Gob Squad’s Kitchen (You Never Had It So Good)

  • Our critic's rating:
    Date:
    January 1, 2012

    (Review by Tulis McCall)

    Wow. That is what I have to say. These people take theatre way off center and manage to bring you into the new loopy orbit. Ordinarily I don’t like the idea of audience participation. Even though I am an actor, or perhaps because I am, I like to see people who have had a bit of a go in rehearsal up there rather than people about whom I might have to be concerned. And I think I would refuse to volunteer myself.

    But the Gob Squad makes the transition seamless. They are investigators and collaborators at heart, and the audience is a sea of possible co-workers.

    The evening starts with a brief visit backstage where we see the set and the set-up that will be used. We meet the cast, which changes with each performance. Bread and peanut butter are offered. There is a kitchen, a bed and a sort of settee as well as the table where the technical equipment is located. Back to our seats we go, and soon the tale begins, all behind the enormous triptych of a screen.

    Simon Will, on camera in the center screen, welcomes us to the set of a remake of Any Warhol’s The Kitchen. It is 1965 and things are about to “become more relevant”. Simon and Nina Tecklenberg set the mood and explain the props – contemporary food will stand in for 1965 items. All except for Wonderbread because what could replace that and, oh by the way, it is still around.

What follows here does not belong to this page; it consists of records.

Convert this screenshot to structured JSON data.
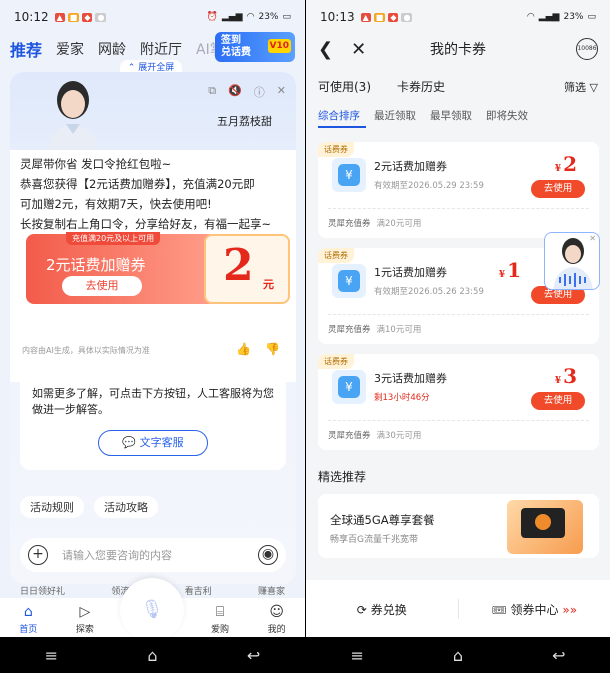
{
  "left": {
    "status": {
      "time": "10:12",
      "battery": "23%"
    },
    "tabs": [
      "推荐",
      "爱家",
      "网龄",
      "附近厅",
      "AI掌"
    ],
    "promo": {
      "line1": "签到",
      "line2": "兑话费",
      "badge": "V10"
    },
    "expand_label": "展开全屏",
    "anchor_name": "五月荔枝甜",
    "message": {
      "line1": "灵犀带你省 发口令抢红包啦~",
      "line2": "恭喜您获得【2元话费加赠券】，充值满20元即",
      "line3": "可加赠2元，有效期7天，快去使用吧!",
      "line4": "长按复制右上角口令，分享给好友，有福一起享~"
    },
    "coupon": {
      "tag": "充值满20元及以上可用",
      "title": "2元话费加赠券",
      "button": "去使用",
      "amount": "2",
      "unit": "元"
    },
    "ai_disclaimer": "内容由AI生成，具体以实际情况为准",
    "help": {
      "text": "如需更多了解，可点击下方按钮，人工客服将为您做进一步解答。",
      "button": "文字客服"
    },
    "chips": [
      "活动规则",
      "活动攻略"
    ],
    "input_placeholder": "请输入您要咨询的内容",
    "peek": [
      "日日领好礼",
      "领流量",
      "看吉利",
      "赚喜家"
    ],
    "bottom_nav": [
      "首页",
      "探索",
      "爱购",
      "我的"
    ]
  },
  "right": {
    "status": {
      "time": "10:13",
      "battery": "23%"
    },
    "title": "我的卡券",
    "service_badge": "10086",
    "tab_available": "可使用(3)",
    "tab_history": "卡券历史",
    "filter": "筛选",
    "sorts": [
      "综合排序",
      "最近领取",
      "最早领取",
      "即将失效"
    ],
    "cards": [
      {
        "label": "话费券",
        "name": "2元话费加赠券",
        "expiry": "有效期至2026.05.29 23:59",
        "amount": "2",
        "currency": "¥",
        "button": "去使用",
        "foot_name": "灵犀充值券",
        "foot_cond": "满20元可用"
      },
      {
        "label": "话费券",
        "name": "1元话费加赠券",
        "expiry": "有效期至2026.05.26 23:59",
        "amount": "1",
        "currency": "¥",
        "button": "去使用",
        "foot_name": "灵犀充值券",
        "foot_cond": "满10元可用"
      },
      {
        "label": "话费券",
        "name": "3元话费加赠券",
        "expiry": "剩13小时46分",
        "amount": "3",
        "currency": "¥",
        "button": "去使用",
        "foot_name": "灵犀充值券",
        "foot_cond": "满30元可用"
      }
    ],
    "recommend_title": "精选推荐",
    "recommend_card": {
      "name": "全球通5GA尊享套餐",
      "desc": "畅享百G流量千兆宽带"
    },
    "bottom": {
      "redeem": "券兑换",
      "center": "领券中心",
      "arrows": "»»"
    }
  },
  "colors": {
    "accent": "#1e56e0",
    "coupon_red": "#e5281c"
  }
}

The discussion of what to do and how soon overtakes any planned action and the intended movie begins to unravel.

    On stage left and right there are two other screens. One is the bed where Sarah Thom is sleeping, but not for long. She is soon replaced by Sharon Smith who doesn’t last long on the bed either. The other screen is a dark area where the settee is located. The actors move from one side of the stage to the other, in various states of curiosity or dissatisfaction, always behind the screens, walking through the kitchen and participating in that film at will. As the “reality” of the actors’ tasks becomes clearer, the difficulty of said tasks becomes clearer as well, and soon each leaves to find replacements. This is where the audience comes in – and only the willing are chosen.

    It all seems delightfully unorganized, except that, like the Yale marching band, it is not. It is however, organized in such a gentle way that the structure does not hit you until the performance is nearly done. The screens operate separately and in unison with actors and civilians guiding each other from point to point. Although it is planned out to the point of being choreographed, there is still a spontaneity and innocence that is always present.

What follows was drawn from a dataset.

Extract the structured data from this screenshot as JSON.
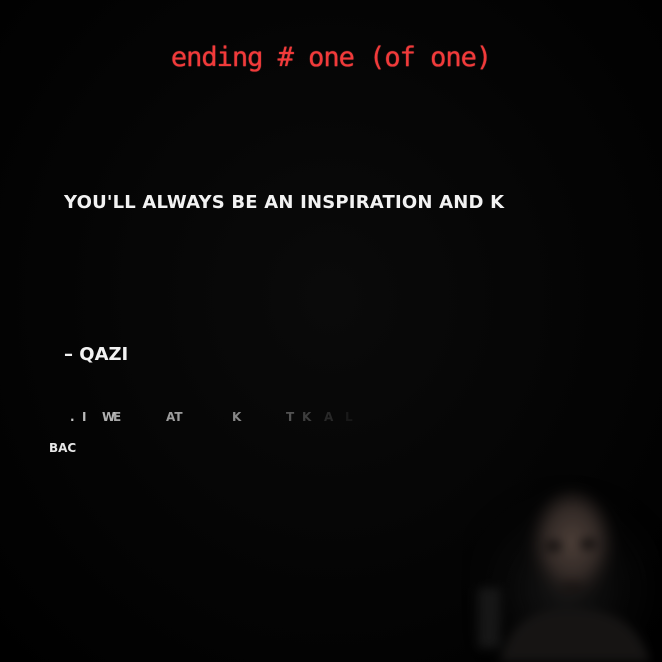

    Somehow, because of the audience participation, we are included in a very intimate experience. They are us. They are also the actors. This means the actors are us as well - interchangeable and still irreplaceable.

    This is a theatrical experience where every person has value and each night is a unique experience. You are asked to take off your shoes and step into the pool of ceremony and creativity.

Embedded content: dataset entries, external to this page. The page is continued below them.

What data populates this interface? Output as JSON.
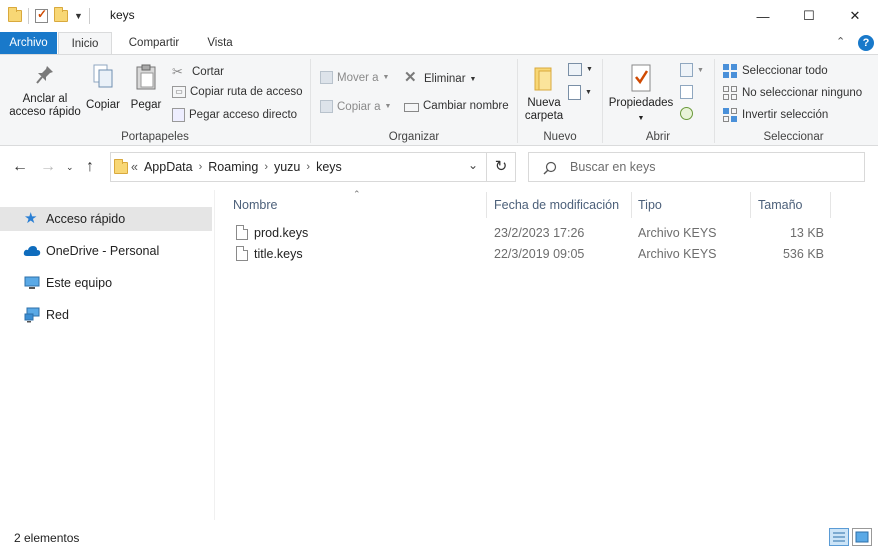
{
  "window": {
    "title": "keys",
    "controls": {
      "minimize": "—",
      "maximize": "☐",
      "close": "✕"
    }
  },
  "ribbon_tabs": [
    "Archivo",
    "Inicio",
    "Compartir",
    "Vista"
  ],
  "ribbon": {
    "portapapeles": {
      "label": "Portapapeles",
      "pin": "Anclar al acceso rápido",
      "pin_line1": "Anclar al",
      "pin_line2": "acceso rápido",
      "copy": "Copiar",
      "paste": "Pegar",
      "cut": "Cortar",
      "copy_path": "Copiar ruta de acceso",
      "paste_shortcut": "Pegar acceso directo"
    },
    "organizar": {
      "label": "Organizar",
      "move_to": "Mover a",
      "copy_to": "Copiar a",
      "delete": "Eliminar",
      "rename": "Cambiar nombre"
    },
    "nuevo": {
      "label": "Nuevo",
      "new_folder_line1": "Nueva",
      "new_folder_line2": "carpeta"
    },
    "abrir": {
      "label": "Abrir",
      "properties": "Propiedades"
    },
    "seleccionar": {
      "label": "Seleccionar",
      "select_all": "Seleccionar todo",
      "select_none": "No seleccionar ninguno",
      "invert": "Invertir selección"
    }
  },
  "address": {
    "crumbs": [
      "AppData",
      "Roaming",
      "yuzu",
      "keys"
    ],
    "overflow": "«",
    "search_placeholder": "Buscar en keys"
  },
  "nav": [
    {
      "label": "Acceso rápido",
      "icon": "star-icon",
      "active": true
    },
    {
      "label": "OneDrive - Personal",
      "icon": "cloud-icon",
      "active": false
    },
    {
      "label": "Este equipo",
      "icon": "computer-icon",
      "active": false
    },
    {
      "label": "Red",
      "icon": "network-icon",
      "active": false
    }
  ],
  "columns": [
    "Nombre",
    "Fecha de modificación",
    "Tipo",
    "Tamaño"
  ],
  "files": [
    {
      "name": "prod.keys",
      "modified": "23/2/2023 17:26",
      "type": "Archivo KEYS",
      "size": "13 KB"
    },
    {
      "name": "title.keys",
      "modified": "22/3/2019 09:05",
      "type": "Archivo KEYS",
      "size": "536 KB"
    }
  ],
  "status": {
    "count": "2 elementos"
  },
  "colors": {
    "accent": "#1979ca",
    "folder": "#f8d775",
    "selection": "#e5e5e5"
  }
}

    Step on in. The water’s fine.

    "Smart, goofy and surprisingly moving show."
    Charles Isherwood for New York Times

    "Smart, witty and constantly entertaining."
    Elisabeth Vincentelli for New York Post

    "An inventive but ultimately wearisome tribute to Andy Warhol and his movies."
    Andy Propst for Back Stage

    External links to full reviews from popular press...

    New York Times - New York Post - Back Stage -